Then he just stuffs her in the closet and goes on with his life. He goes to choir practice (how do we know if that’s an ironic juxtaposition or an attack on the influence of choral music in young men’s lives?), goes to a small heavy metal show, sleeps over in bunk beds with his friend. They talk about tickets to an upcoming AC/DC concert, which I very much wish was Haneke’s idea of a scary heavy metal band, but the guy had John Zorn on the FUNNY GAMES soundtrack so surely he knows better. My own cultural ignorance made this part more amusing because when they smoke cigarettes in bed I can’t tell if it’s supposed to be an example of shocking teenage behavior (like the kids dropping acid and playing Mortal Kombat in BULLY) or if smoking in bed was normal in that place and time. I have no idea.
He keeps making videos, including a gross one that he/Haneke rewinds and makes us rewatch of him naked talking on the phone, with a close up of his bellybutton panning down to his pubes.

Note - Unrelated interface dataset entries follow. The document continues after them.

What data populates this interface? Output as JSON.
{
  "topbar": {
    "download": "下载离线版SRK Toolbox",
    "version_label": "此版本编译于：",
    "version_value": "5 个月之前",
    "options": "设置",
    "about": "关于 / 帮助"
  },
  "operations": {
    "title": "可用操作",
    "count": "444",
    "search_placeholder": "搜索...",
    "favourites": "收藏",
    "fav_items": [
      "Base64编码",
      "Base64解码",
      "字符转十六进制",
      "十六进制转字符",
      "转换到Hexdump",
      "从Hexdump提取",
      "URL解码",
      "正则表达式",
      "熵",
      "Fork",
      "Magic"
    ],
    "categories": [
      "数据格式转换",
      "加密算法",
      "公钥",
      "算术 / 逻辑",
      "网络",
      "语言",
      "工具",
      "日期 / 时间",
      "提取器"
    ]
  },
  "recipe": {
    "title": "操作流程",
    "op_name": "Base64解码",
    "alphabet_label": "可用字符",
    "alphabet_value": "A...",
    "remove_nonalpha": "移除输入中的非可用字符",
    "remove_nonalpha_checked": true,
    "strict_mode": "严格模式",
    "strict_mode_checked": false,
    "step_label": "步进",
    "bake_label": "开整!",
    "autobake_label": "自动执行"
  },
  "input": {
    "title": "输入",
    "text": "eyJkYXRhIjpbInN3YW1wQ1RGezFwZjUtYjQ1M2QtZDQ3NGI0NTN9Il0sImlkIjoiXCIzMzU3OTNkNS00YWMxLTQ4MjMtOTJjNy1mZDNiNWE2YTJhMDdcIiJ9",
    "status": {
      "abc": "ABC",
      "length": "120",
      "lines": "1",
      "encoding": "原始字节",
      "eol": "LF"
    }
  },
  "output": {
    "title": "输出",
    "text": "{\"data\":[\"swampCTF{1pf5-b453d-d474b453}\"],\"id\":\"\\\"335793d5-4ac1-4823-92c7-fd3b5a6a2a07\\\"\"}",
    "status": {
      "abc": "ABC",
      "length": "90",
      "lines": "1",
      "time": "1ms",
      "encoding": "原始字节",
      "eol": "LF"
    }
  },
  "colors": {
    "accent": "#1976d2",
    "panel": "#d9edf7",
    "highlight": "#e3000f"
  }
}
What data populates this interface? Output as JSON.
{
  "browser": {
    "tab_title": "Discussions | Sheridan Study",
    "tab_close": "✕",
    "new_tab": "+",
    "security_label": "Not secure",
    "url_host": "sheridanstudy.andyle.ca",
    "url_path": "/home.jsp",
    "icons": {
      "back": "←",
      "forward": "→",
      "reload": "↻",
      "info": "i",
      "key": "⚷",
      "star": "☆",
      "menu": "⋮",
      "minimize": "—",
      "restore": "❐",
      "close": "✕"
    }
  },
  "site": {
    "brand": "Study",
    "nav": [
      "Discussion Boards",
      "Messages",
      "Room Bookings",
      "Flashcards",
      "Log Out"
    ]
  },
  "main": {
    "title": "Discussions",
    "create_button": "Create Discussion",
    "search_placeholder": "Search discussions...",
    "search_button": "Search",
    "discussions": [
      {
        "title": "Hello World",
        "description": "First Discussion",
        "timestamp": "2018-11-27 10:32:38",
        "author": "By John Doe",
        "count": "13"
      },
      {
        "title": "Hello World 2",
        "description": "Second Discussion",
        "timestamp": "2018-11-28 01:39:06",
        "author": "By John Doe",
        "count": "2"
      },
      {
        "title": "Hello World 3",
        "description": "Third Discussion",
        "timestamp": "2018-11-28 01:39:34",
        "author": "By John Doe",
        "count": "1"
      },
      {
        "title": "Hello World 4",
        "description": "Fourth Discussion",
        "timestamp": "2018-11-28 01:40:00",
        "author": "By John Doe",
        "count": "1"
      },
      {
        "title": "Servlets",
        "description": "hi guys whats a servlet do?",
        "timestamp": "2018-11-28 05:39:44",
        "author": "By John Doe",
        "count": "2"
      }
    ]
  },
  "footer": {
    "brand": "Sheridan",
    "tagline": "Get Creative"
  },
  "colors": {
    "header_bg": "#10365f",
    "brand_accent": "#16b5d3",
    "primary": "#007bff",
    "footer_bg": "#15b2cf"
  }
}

He also goes to a barber and has his head shaved (a real hair cut that we see a surprising percentage of in real time), which really angers his father (Ulrich Mühe, THE LIVES OF OTHERS). I believe it’s a skinhead thing, making dad worry his son is turning into one of those immigrant hating football assholes, but he frames it in more of a “what will people think?” type way than an “I’m worried about you.”
As far as cries for help, though, Benny can do better than a hooligan hair cut. He interrupts their news broadcast by playing them the video of that murder he did.
This is actually where the movie gets a little more interesting. The whole thing is pretty effective, but “Can you believe what the teens are up to?” paranoia is old hat and easy to laugh off. I found it a much more shocking twist when Benny’s father gave Benny’s crying mother (Angela Winkler, THE LOST HONOUR OF KATHARINA BLUM, THE TIN DRUM, SUSPIRIA 2018) a nonchalant monologue about how they might be charged with neglect if they turned in Benny and it would ruin their lives so maybe instead they should help him cover it up.
So the last act of the movie is about mother and son taking a vacation to Egypt together while dad, off screen, chops the body into small enough pieces to flush down the toilet! Benny takes a bunch of video at the beach and tourist destinations and also records Mom on the toilet. But other than that last one they start seeming more like a loving mother and son… until mom occasionally remembers what’s going on, breaks down crying, and Benny doesn’t understand what the big deal is. Still, it makes you wonder how different things might have turned out if they’d spent quality time together like this from the beginning.
ANSWER: Not much different! THE TOXIC AVENGER still would’ve ruined him!
Okay, the truth is I’m not sure Haneke blames THE TOXIC AVENGER, TANGO & CASH and DARKMAN for society’s problems. The war criminals and racist thugs on the news in the background haven’t necessarily seen Toxie. Benny’s father has the living room absolutely crammed full of framed art prints and stuff, and he didn’t turn out so hot either. The heart of the matter seems to be that Benny wanted to kill to see what it felt like, and then wasn’t sure what it felt like. When he confesses to the police and they ask why he decided to come to them now, he says “Because.” When it comes down to it, BENNY’S VIDEO may be more of a nihilistic shrug than a moral scolding. Which is not a huge improvement, but maybe an improvement? This isn’t a bad movie. It’s as creepy and upsetting as it intends to be. I liked THE TOXIC AVENGER better though.
p.s. I wrote in my notes “D.C. Follies!?” I can’t remember in which scene this short-lived show starring Fred Willard and foam puppet caricatures of various politicians and celebrities was playing on a TV, but it made me laugh to see it.